WHAT THE EXERCISE ASKS:
Find every line below with the string "cillers" and pick it out.
(Beginning of LISTED RECORDS)
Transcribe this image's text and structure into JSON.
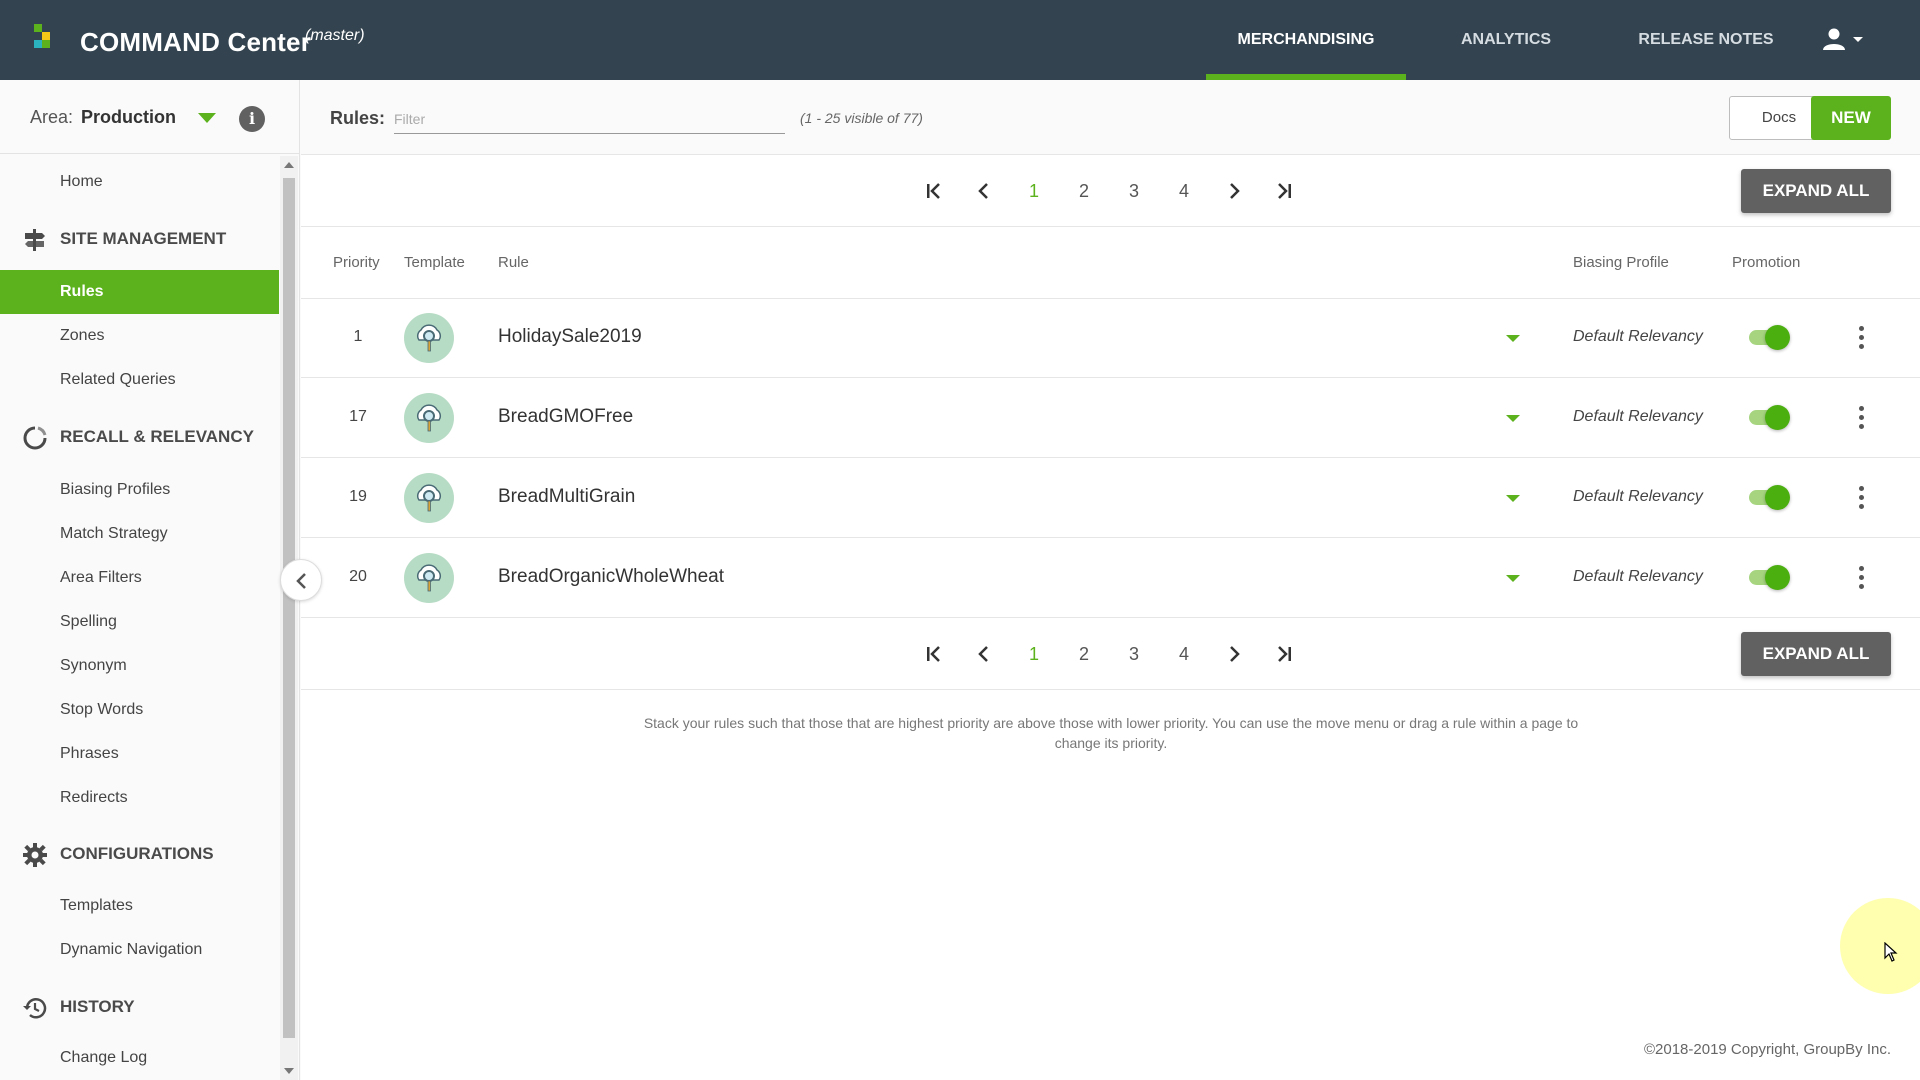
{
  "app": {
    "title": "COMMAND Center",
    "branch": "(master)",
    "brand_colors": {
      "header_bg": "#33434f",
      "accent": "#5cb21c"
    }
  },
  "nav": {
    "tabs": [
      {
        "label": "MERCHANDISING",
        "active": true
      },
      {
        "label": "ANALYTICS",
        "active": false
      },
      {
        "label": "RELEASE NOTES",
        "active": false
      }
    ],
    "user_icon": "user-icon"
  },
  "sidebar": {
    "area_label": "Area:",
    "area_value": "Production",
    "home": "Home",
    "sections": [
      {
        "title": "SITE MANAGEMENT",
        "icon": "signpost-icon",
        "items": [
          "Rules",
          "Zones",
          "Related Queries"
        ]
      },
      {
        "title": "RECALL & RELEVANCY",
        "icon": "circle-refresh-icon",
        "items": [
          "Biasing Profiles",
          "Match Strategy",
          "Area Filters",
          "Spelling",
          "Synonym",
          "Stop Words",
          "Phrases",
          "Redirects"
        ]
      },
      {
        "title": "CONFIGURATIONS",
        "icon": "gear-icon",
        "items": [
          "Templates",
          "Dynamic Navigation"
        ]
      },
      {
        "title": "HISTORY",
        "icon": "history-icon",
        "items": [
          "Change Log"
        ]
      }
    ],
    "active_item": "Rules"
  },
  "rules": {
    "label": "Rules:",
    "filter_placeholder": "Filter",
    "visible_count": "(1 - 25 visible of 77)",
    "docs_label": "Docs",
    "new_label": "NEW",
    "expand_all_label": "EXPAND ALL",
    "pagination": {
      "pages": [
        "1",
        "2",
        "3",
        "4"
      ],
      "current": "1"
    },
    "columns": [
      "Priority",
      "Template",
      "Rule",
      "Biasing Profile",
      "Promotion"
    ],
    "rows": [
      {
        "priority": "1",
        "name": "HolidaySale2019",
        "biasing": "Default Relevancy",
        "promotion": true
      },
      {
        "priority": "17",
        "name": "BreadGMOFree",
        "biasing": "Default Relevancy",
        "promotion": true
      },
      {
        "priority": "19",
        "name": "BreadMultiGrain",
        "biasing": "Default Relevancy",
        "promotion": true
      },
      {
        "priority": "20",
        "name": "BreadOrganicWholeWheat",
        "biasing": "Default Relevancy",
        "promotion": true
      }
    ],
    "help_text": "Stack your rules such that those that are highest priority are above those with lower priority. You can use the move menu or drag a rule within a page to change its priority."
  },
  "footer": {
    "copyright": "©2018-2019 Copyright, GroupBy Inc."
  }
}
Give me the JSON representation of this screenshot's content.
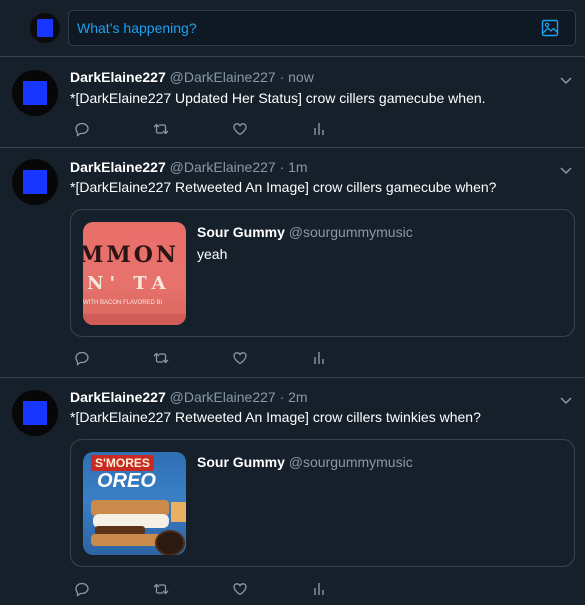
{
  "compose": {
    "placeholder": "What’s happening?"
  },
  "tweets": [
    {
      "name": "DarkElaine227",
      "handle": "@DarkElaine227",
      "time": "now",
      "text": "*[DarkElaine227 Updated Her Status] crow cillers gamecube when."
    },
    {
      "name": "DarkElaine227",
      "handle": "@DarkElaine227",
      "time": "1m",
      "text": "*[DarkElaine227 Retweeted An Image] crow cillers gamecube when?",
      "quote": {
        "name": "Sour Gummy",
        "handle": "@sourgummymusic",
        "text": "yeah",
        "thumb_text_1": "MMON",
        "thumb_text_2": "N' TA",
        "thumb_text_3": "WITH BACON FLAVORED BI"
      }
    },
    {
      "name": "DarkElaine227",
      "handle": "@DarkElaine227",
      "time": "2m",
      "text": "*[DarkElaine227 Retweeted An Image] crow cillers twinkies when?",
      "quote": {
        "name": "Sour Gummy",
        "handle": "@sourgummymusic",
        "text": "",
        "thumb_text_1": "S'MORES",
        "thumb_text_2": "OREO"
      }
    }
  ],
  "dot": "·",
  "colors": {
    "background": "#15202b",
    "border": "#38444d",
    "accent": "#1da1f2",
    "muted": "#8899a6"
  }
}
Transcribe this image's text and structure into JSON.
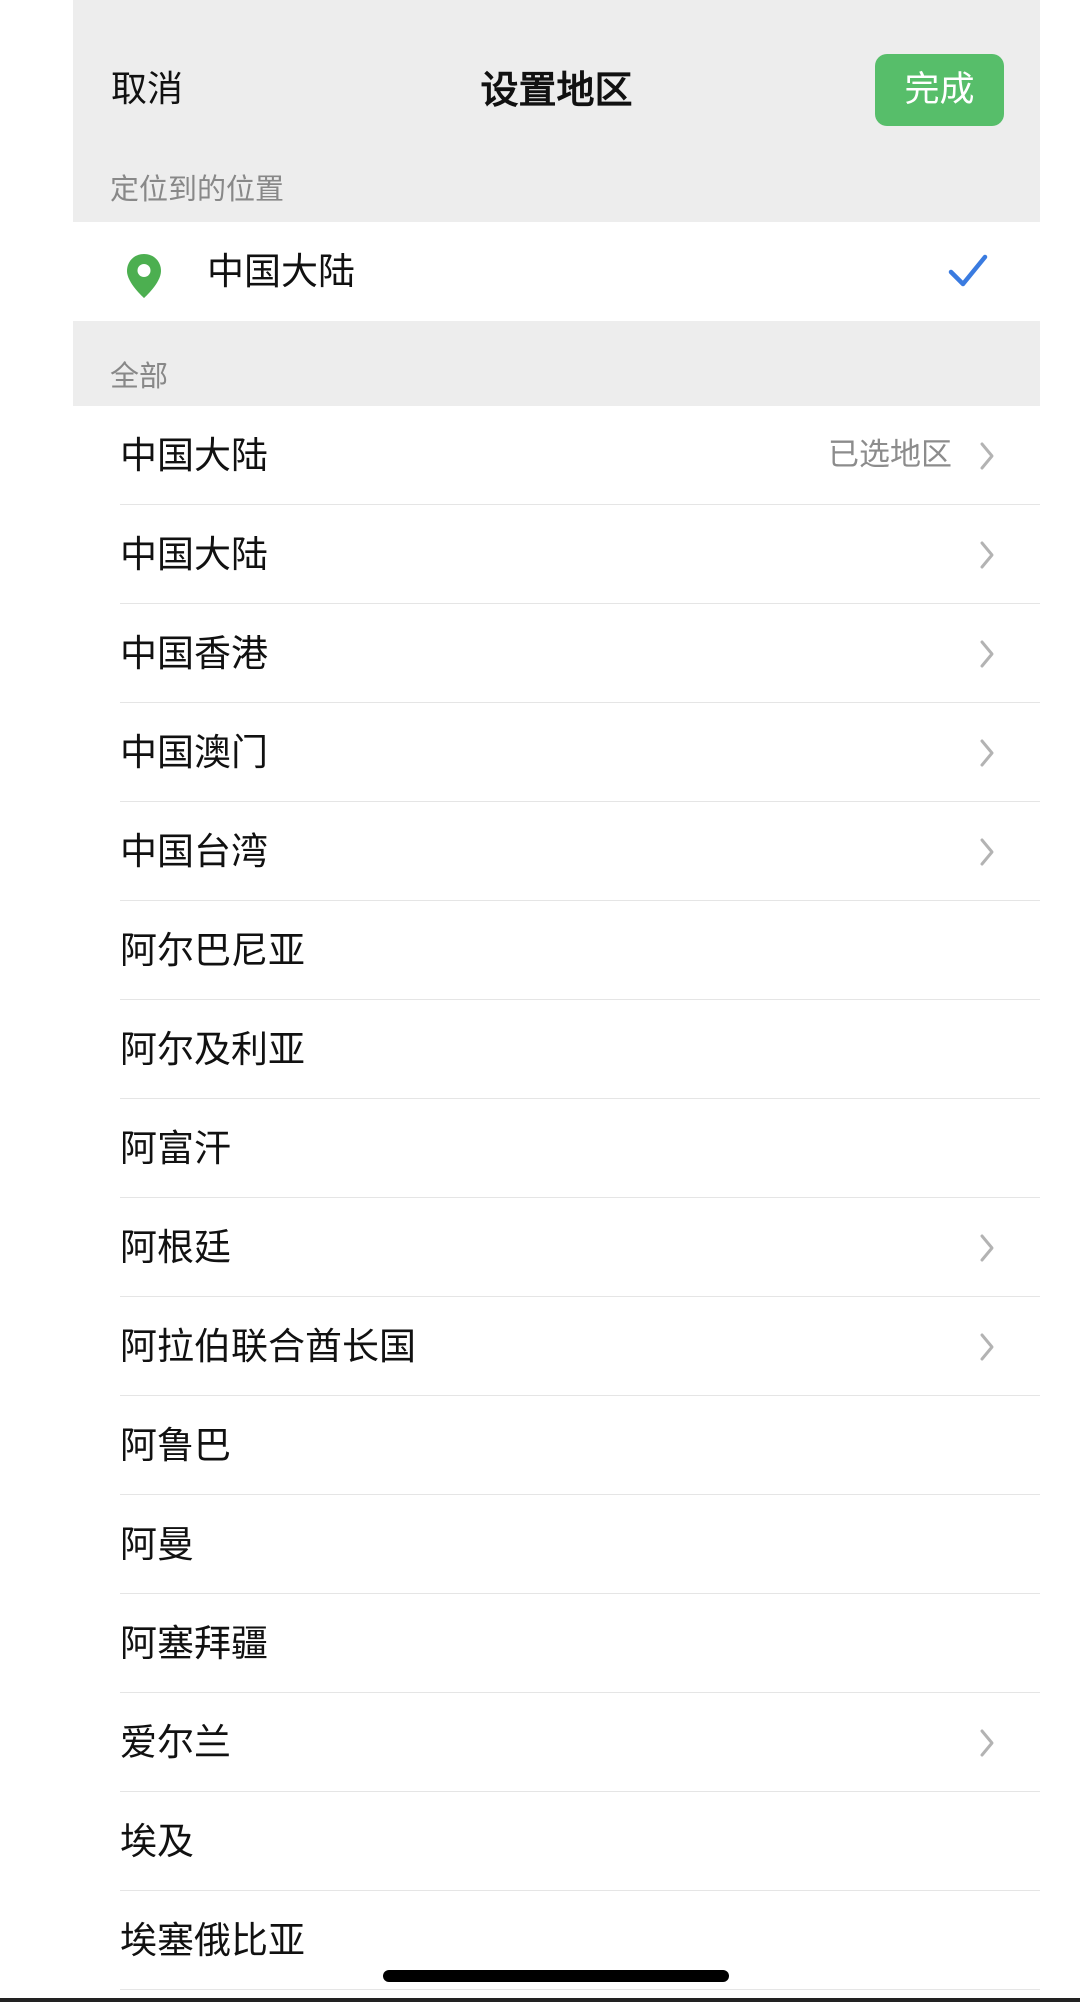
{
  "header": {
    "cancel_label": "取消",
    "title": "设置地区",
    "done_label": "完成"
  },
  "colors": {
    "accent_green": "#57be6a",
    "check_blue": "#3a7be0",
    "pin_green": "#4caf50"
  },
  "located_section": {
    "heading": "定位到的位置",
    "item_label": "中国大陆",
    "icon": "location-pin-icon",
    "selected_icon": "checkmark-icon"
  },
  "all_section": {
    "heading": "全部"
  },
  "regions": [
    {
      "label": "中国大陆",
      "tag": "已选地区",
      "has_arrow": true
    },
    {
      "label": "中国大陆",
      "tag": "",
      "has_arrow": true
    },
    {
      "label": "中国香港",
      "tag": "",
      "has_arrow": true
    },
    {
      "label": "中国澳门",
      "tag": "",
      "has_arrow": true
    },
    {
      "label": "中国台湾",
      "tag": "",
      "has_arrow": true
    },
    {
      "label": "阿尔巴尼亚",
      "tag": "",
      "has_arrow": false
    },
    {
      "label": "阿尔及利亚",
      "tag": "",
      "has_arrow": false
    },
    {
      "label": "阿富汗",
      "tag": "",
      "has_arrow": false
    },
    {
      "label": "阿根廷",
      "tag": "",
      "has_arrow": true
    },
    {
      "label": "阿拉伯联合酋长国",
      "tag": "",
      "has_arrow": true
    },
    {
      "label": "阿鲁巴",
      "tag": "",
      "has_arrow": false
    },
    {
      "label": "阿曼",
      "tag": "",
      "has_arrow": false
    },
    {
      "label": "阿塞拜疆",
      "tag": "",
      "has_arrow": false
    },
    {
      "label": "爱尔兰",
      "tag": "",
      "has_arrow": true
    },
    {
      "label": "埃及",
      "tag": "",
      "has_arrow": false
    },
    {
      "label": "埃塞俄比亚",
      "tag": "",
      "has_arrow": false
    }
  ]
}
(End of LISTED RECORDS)
TASK ANSWER:
      "text": "*[DarkElaine227 Updated Her Status] crow cillers gamecube when."
      "text": "*[DarkElaine227 Retweeted An Image] crow cillers gamecube when?",
      "text": "*[DarkElaine227 Retweeted An Image] crow cillers twinkies when?",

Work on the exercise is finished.